The count of lines below that include the string "Ctrl" is the whole answer.

# Entries from a dataset of interfaces
------------------------------------

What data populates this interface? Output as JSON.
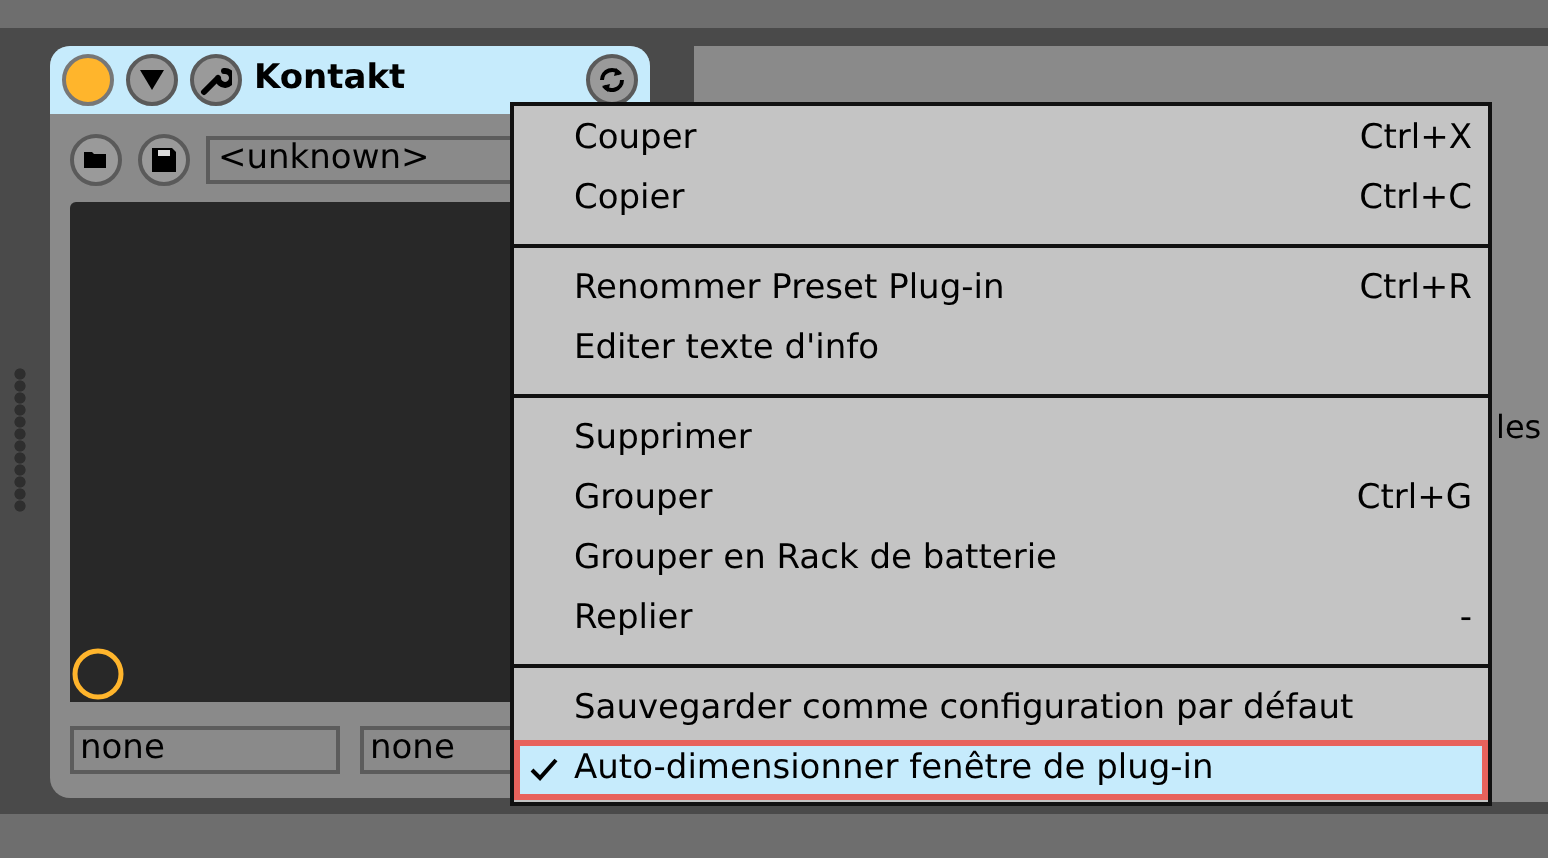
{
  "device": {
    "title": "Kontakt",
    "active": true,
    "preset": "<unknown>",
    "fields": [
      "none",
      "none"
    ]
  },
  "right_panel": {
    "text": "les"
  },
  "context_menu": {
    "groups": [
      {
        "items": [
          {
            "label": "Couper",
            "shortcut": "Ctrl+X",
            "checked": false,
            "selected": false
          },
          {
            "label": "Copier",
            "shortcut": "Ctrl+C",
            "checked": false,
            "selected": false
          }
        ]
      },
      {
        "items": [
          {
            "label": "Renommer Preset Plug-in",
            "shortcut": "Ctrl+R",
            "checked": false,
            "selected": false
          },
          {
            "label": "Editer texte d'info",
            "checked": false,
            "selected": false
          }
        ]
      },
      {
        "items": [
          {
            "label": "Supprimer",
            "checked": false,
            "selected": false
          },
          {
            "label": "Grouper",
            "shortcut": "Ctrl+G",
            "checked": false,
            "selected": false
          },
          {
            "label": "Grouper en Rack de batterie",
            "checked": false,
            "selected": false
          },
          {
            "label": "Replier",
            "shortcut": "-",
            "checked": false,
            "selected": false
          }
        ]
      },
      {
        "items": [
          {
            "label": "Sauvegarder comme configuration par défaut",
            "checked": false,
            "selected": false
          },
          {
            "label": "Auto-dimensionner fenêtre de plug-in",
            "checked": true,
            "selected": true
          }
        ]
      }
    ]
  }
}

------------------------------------

# Task response
4